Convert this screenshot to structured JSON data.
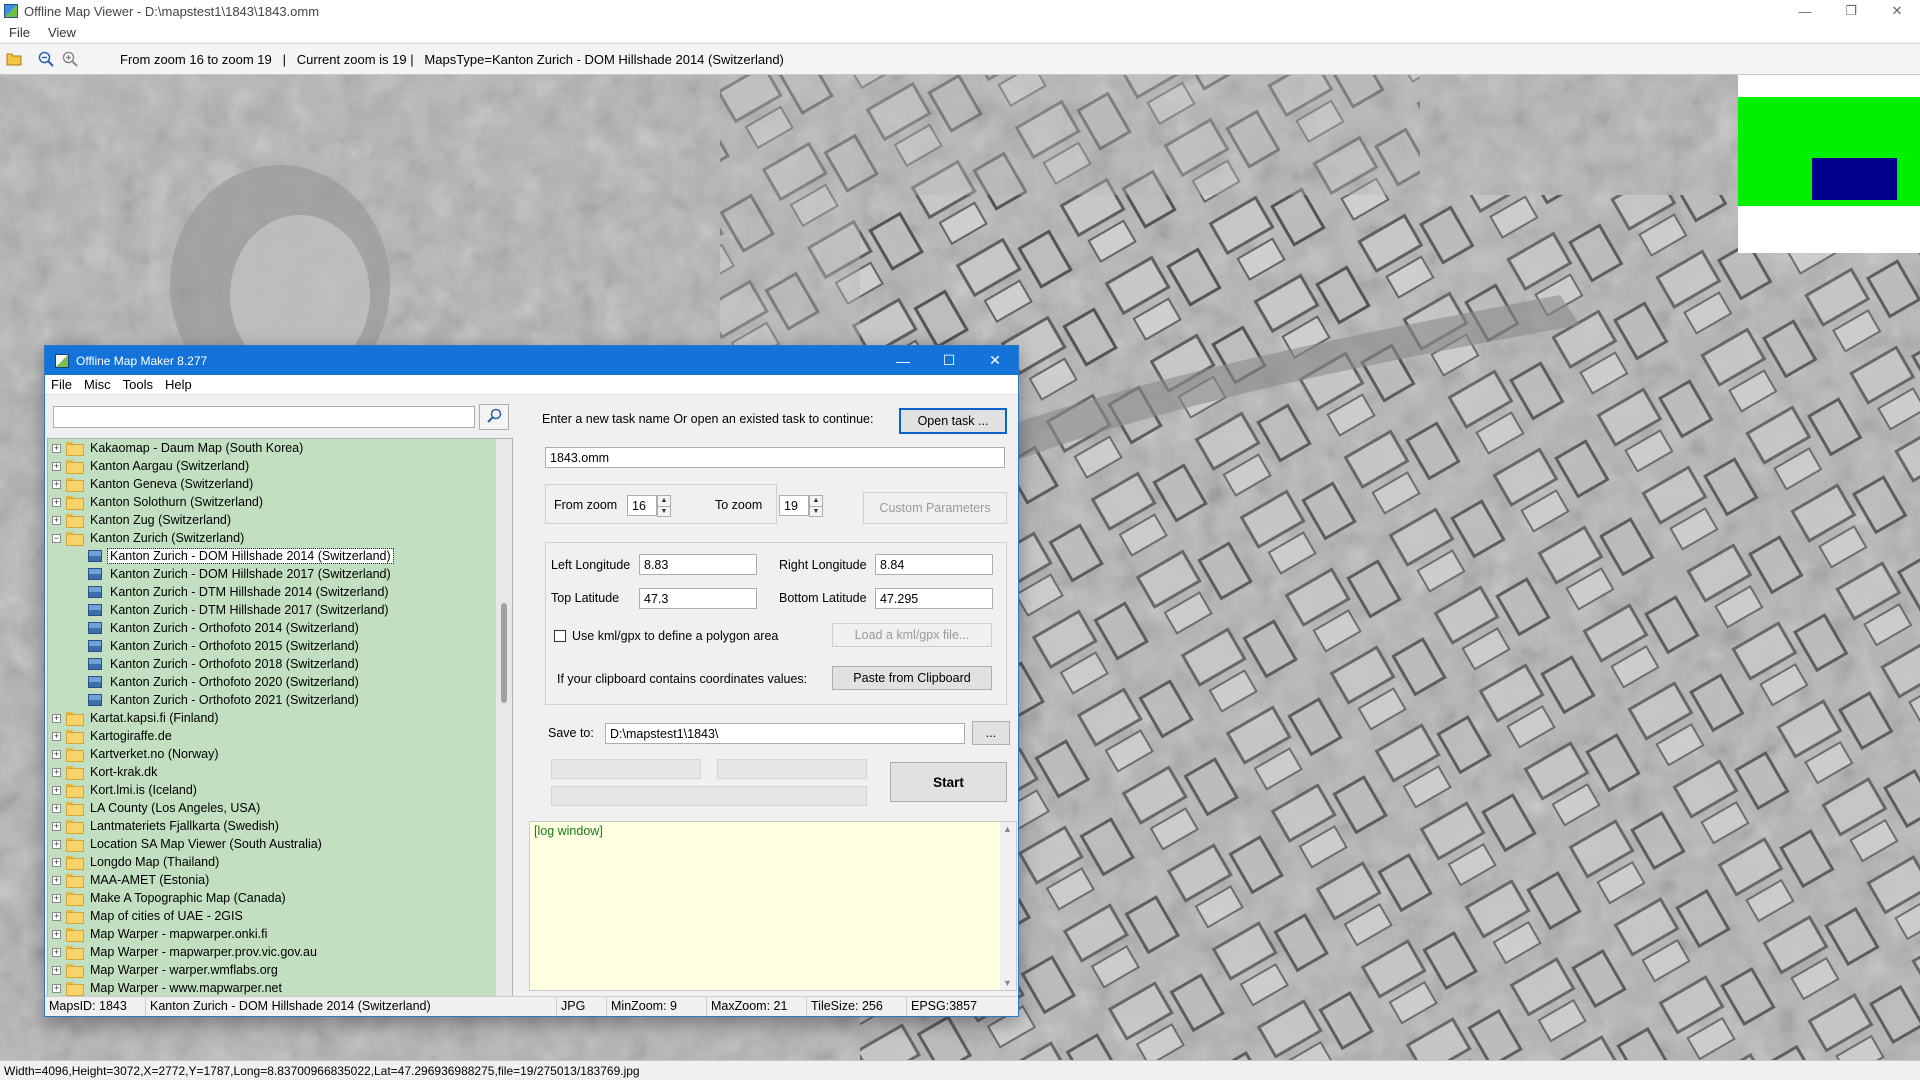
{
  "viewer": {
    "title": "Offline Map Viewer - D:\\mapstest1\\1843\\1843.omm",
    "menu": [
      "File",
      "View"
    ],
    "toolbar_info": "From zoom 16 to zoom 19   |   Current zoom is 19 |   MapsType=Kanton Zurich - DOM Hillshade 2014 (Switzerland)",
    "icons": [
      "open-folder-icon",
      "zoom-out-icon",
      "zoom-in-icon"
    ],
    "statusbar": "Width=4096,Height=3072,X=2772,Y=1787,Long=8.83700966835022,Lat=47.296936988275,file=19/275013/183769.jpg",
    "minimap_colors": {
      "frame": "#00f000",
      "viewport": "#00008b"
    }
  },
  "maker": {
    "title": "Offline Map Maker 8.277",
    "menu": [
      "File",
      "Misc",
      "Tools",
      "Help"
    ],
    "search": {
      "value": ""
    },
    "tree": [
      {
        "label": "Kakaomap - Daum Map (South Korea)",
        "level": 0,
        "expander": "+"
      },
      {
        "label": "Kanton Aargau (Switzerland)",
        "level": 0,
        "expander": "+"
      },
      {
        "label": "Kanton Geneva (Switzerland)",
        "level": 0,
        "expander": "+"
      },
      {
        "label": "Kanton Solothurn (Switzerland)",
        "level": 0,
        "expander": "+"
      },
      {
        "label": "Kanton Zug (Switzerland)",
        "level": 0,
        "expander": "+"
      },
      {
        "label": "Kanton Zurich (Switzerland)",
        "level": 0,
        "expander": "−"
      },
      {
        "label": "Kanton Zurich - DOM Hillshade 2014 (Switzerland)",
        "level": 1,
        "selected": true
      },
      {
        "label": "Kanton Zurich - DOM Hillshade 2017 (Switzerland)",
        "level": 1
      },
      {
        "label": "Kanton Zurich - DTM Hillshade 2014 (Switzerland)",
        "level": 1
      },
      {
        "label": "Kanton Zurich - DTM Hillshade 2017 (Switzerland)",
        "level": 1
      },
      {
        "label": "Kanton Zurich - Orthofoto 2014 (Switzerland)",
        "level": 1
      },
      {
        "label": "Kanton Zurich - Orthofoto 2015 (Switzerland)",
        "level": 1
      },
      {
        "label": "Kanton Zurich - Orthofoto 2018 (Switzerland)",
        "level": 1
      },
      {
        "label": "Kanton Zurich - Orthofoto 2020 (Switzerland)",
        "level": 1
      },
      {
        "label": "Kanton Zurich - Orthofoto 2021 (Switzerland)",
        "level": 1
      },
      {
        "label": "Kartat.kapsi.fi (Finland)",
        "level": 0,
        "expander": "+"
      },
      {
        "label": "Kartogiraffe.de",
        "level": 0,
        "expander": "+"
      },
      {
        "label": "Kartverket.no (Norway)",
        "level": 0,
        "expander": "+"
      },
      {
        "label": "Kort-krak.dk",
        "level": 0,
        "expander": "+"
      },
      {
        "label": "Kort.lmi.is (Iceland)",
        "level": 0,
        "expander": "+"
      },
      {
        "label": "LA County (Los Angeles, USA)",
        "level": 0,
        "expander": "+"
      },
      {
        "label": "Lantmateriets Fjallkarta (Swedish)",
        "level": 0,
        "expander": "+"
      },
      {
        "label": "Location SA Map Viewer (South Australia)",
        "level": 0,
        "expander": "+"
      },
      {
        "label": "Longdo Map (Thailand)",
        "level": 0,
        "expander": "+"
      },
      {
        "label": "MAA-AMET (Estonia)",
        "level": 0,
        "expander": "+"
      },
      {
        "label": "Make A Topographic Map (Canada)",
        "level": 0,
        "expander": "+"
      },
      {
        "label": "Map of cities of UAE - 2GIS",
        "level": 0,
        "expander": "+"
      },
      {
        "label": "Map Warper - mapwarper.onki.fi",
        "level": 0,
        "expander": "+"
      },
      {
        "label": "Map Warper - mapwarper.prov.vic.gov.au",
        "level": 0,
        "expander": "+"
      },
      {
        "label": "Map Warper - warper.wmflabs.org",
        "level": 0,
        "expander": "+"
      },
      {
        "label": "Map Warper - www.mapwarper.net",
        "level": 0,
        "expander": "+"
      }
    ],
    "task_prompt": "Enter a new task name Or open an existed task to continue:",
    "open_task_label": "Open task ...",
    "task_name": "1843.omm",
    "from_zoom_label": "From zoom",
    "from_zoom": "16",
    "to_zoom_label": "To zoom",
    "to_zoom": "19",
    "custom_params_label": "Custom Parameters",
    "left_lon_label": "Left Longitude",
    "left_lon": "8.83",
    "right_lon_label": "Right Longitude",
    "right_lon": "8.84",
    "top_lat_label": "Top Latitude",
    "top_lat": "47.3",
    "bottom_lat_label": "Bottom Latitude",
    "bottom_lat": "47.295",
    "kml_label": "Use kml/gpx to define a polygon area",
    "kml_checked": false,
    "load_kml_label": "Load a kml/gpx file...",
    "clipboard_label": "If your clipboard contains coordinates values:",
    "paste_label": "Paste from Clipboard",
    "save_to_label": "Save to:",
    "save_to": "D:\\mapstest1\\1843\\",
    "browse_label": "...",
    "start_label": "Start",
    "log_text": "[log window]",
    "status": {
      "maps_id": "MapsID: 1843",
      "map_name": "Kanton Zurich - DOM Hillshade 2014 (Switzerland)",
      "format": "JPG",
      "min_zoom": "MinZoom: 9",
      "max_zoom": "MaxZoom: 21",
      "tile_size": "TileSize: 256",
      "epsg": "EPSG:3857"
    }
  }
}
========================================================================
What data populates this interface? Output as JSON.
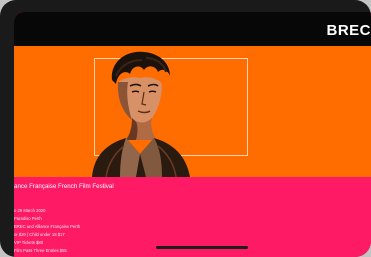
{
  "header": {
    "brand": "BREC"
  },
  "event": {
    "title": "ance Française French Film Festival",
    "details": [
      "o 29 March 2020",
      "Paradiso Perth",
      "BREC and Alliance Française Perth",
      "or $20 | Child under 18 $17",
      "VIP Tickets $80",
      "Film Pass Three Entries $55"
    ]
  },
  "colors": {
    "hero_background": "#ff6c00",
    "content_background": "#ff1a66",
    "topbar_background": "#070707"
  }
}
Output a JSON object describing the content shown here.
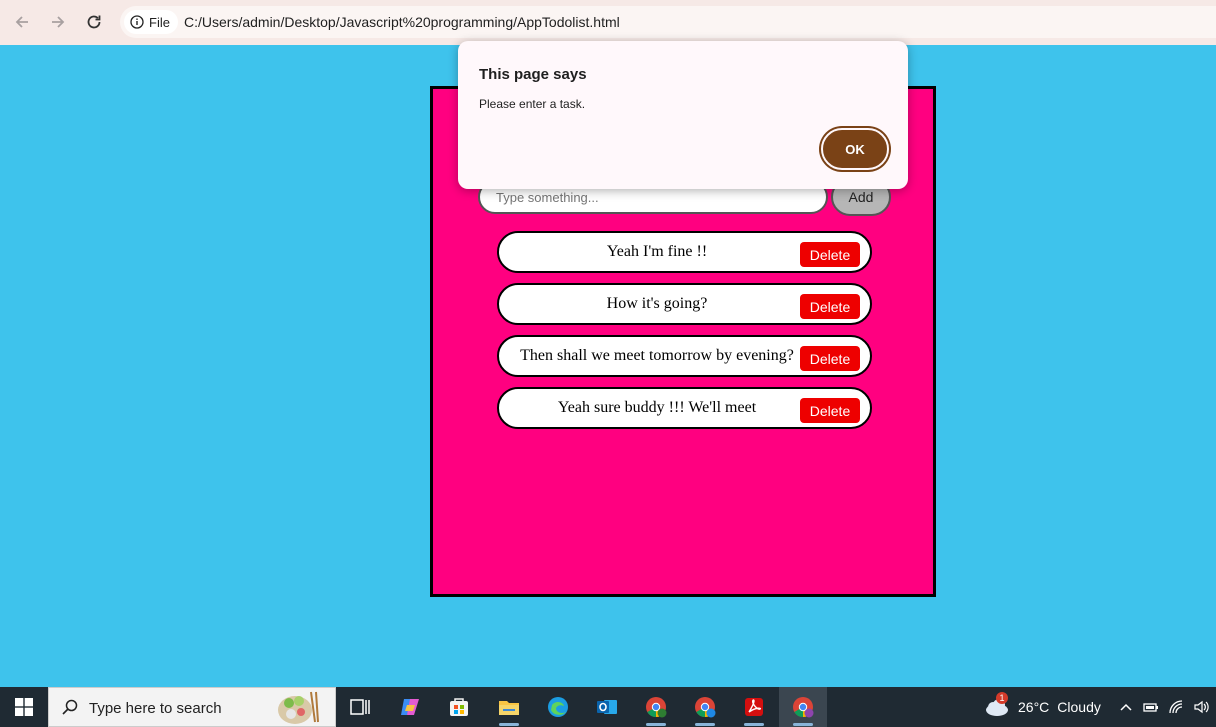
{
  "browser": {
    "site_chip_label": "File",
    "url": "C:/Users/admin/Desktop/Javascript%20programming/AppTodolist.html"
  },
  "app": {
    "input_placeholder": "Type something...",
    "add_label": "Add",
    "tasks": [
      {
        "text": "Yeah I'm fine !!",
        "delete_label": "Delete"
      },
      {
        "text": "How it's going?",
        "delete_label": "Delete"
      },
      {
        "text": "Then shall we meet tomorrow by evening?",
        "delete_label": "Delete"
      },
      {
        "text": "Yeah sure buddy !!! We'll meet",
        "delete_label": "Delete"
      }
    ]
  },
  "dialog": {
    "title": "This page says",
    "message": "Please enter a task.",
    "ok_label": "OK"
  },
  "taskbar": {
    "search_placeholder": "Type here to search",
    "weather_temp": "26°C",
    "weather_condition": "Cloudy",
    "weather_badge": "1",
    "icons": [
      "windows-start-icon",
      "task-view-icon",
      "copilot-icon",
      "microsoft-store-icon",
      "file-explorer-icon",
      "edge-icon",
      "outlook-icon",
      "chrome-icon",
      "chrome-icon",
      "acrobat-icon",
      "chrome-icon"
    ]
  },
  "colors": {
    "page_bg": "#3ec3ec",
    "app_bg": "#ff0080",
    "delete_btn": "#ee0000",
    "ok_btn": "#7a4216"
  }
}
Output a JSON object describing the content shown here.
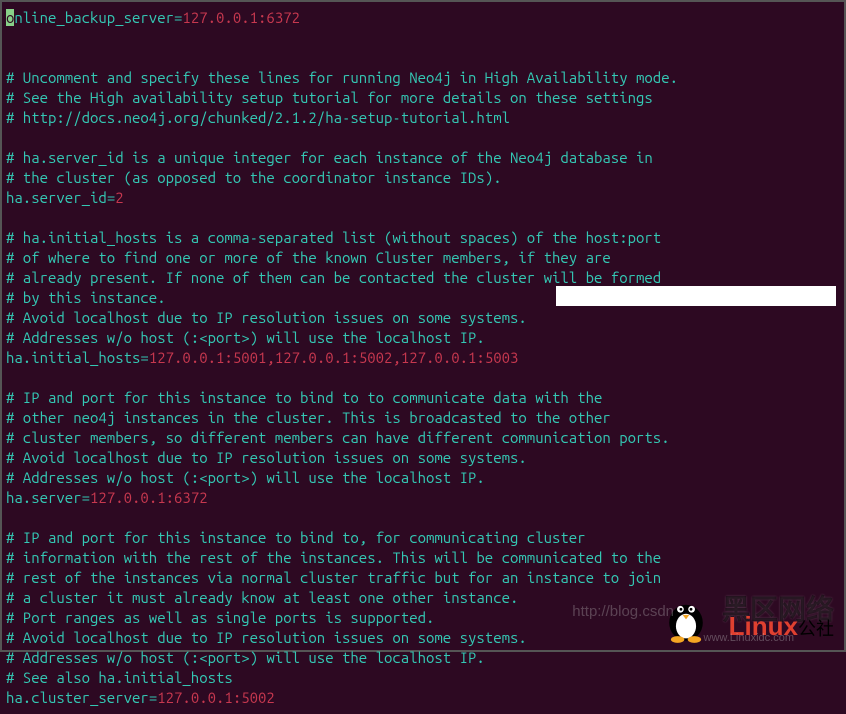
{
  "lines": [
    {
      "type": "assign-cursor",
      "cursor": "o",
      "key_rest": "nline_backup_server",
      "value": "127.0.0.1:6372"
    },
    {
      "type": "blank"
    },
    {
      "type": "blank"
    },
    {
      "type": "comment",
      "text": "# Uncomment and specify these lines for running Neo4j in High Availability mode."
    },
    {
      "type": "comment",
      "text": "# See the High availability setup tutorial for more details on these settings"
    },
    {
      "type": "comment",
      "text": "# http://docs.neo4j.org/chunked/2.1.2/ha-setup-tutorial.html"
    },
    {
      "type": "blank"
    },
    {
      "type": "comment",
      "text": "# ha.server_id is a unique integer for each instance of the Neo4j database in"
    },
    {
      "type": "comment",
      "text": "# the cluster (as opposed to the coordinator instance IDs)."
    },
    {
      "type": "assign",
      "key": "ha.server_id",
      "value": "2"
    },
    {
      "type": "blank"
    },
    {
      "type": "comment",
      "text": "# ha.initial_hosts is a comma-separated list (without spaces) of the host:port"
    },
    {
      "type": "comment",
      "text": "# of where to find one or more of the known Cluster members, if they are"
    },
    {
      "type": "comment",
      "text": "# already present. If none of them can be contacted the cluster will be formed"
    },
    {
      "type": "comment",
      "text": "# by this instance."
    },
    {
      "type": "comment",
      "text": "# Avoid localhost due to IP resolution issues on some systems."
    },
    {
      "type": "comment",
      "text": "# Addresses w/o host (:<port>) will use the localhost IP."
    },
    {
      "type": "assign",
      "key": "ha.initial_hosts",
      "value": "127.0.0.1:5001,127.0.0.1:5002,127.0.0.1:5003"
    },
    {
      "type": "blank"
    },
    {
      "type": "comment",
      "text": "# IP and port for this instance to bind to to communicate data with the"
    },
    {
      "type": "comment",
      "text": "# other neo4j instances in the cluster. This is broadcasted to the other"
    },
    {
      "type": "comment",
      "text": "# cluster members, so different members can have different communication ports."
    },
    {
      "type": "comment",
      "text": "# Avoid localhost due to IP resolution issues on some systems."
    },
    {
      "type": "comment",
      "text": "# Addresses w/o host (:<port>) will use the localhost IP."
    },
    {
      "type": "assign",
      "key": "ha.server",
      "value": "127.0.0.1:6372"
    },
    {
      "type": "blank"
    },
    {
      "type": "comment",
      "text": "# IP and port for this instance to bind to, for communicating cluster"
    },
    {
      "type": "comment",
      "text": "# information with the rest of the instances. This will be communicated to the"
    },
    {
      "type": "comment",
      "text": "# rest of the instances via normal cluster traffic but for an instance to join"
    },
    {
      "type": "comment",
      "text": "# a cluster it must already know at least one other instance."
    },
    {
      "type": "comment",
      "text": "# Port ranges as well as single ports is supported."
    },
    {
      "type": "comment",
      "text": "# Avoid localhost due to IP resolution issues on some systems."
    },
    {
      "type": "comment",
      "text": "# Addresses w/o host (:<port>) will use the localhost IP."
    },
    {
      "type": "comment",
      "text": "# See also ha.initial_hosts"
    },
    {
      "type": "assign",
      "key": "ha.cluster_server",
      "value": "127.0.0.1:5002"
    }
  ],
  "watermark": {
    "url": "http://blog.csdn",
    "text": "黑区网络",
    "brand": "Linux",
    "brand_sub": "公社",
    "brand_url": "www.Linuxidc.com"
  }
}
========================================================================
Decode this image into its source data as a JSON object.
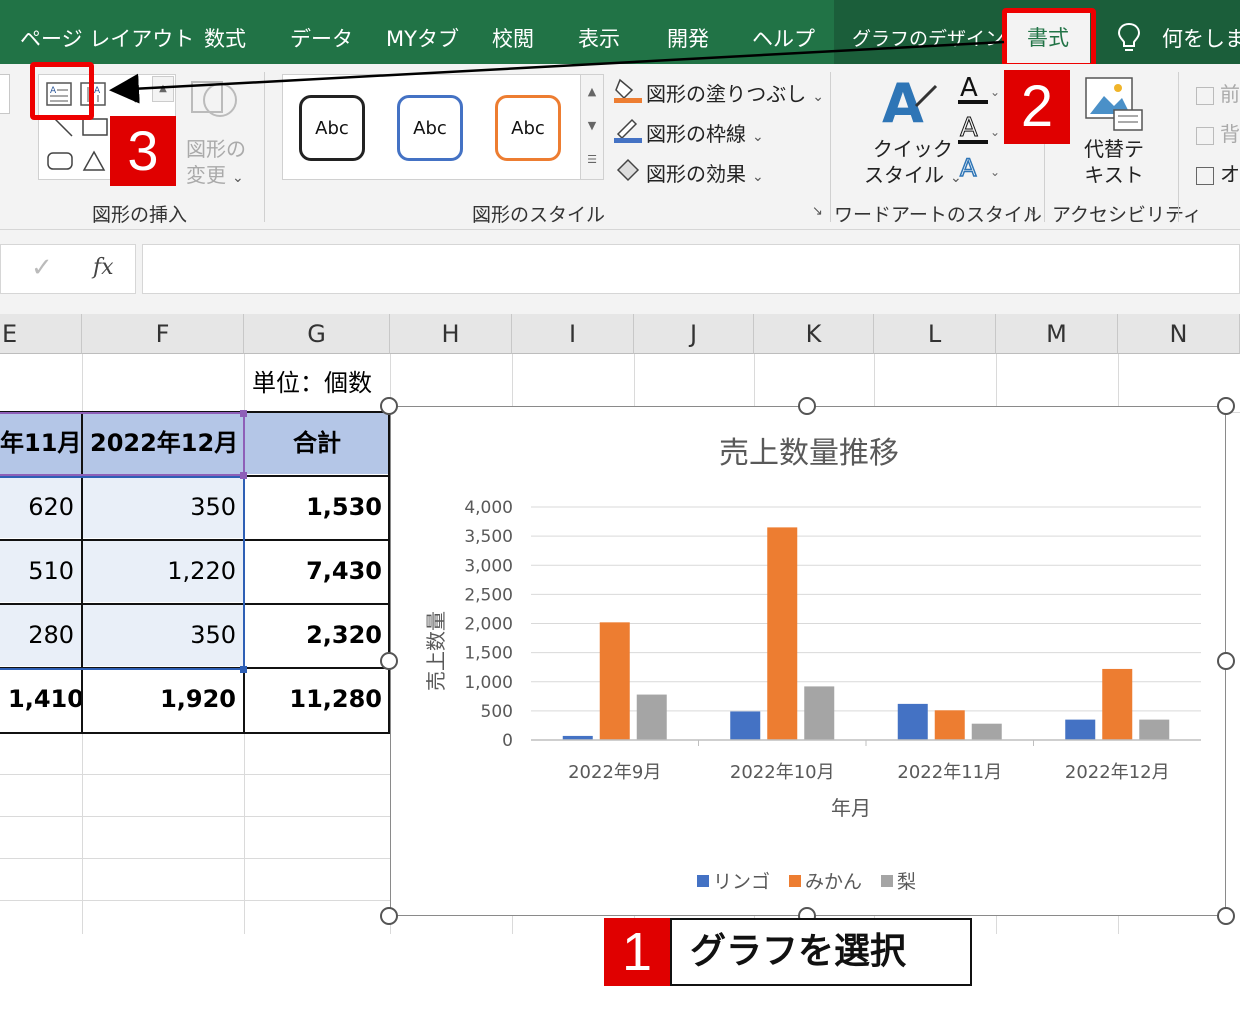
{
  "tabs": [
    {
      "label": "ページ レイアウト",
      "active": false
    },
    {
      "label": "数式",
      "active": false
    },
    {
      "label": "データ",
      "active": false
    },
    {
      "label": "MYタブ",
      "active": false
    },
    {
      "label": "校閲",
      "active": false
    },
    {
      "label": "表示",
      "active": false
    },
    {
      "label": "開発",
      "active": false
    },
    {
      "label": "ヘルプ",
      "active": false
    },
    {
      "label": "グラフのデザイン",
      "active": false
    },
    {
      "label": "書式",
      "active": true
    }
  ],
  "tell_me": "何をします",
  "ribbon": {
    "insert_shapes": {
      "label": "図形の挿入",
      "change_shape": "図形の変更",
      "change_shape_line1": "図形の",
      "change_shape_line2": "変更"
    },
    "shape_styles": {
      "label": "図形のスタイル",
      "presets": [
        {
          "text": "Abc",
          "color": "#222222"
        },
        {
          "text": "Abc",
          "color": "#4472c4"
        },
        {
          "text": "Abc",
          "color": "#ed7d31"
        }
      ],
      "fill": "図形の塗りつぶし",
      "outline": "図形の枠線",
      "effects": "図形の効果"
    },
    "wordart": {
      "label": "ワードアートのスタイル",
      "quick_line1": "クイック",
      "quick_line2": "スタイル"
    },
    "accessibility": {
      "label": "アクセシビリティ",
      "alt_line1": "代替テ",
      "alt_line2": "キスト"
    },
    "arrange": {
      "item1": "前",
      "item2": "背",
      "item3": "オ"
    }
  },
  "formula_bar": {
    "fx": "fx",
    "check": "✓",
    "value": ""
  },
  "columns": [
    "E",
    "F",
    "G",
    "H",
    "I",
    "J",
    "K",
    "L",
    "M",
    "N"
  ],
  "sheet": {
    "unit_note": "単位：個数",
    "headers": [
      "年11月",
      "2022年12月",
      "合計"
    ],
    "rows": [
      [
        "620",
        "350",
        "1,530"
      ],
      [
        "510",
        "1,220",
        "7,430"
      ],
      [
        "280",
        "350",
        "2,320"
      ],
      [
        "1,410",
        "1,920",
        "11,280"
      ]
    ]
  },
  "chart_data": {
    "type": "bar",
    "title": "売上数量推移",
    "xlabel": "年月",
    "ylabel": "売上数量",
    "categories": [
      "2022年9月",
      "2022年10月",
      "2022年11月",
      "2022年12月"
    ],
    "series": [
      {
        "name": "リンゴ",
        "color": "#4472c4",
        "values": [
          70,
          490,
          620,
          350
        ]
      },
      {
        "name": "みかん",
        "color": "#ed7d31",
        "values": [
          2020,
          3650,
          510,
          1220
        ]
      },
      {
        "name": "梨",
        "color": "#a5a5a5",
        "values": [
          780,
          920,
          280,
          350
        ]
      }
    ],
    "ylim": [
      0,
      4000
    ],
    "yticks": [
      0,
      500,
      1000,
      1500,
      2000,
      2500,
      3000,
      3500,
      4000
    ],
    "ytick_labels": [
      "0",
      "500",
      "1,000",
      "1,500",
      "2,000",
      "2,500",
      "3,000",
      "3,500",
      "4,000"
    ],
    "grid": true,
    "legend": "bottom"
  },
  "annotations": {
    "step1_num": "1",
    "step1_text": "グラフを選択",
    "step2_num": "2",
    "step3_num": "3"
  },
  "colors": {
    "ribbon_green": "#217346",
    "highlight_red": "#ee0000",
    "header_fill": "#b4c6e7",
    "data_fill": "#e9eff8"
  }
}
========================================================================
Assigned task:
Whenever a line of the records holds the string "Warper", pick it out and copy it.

Answer below:
        "label": "Map Warper - mapwarper.onki.fi",
        "label": "Map Warper - mapwarper.prov.vic.gov.au",
        "label": "Map Warper - warper.wmflabs.org",
        "label": "Map Warper - www.mapwarper.net",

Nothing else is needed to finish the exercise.